Your objective:
Report the count of lines in the records below that hold the word "ドキュメント", omitting everything but the number.

Dataset entries:
------------------------------------------------

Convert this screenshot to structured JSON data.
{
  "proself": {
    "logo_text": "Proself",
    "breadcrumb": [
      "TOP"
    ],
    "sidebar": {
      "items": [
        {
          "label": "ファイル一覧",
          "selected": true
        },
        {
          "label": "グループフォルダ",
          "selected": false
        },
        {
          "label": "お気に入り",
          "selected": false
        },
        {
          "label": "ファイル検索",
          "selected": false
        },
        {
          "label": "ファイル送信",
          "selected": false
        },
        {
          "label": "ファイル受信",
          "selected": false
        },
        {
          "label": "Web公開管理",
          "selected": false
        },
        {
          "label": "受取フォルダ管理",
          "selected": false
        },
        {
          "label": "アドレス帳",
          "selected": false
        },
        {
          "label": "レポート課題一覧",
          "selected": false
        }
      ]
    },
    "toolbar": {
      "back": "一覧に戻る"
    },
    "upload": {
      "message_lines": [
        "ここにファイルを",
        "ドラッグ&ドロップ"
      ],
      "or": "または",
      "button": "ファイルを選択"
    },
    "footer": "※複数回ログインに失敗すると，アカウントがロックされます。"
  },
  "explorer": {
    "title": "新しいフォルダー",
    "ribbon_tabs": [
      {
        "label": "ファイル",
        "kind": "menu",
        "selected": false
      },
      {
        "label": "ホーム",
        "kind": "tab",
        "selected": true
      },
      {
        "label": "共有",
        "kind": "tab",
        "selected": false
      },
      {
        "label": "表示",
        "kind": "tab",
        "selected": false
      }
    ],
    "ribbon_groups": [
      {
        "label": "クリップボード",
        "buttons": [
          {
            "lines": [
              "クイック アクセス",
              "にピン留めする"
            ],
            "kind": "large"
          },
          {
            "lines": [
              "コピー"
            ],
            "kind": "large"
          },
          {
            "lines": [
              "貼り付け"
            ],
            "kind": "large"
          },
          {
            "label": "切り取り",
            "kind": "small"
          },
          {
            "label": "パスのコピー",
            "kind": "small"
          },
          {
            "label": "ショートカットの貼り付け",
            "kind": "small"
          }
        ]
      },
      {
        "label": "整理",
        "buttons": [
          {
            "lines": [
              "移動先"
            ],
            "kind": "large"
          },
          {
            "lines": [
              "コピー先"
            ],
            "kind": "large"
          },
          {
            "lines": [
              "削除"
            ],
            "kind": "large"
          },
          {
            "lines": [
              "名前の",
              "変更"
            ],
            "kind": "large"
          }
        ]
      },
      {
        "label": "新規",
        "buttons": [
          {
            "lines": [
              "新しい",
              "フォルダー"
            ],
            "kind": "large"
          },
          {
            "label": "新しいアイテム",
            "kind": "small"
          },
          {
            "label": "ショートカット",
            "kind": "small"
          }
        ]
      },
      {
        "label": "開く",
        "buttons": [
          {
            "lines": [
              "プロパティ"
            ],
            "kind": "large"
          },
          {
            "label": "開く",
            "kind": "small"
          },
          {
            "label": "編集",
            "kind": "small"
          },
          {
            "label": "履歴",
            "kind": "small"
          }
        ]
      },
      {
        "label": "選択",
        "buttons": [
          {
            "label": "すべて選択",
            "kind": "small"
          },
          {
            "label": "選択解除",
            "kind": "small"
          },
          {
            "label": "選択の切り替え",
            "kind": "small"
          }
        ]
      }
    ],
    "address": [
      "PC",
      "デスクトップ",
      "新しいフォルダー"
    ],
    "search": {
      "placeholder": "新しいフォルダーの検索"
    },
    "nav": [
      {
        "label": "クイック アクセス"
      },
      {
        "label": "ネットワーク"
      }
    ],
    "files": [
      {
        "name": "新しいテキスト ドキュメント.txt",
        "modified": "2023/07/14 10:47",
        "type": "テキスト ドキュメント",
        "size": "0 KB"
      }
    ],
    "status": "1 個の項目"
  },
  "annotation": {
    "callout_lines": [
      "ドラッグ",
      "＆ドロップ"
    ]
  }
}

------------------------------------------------

Exercise output:
2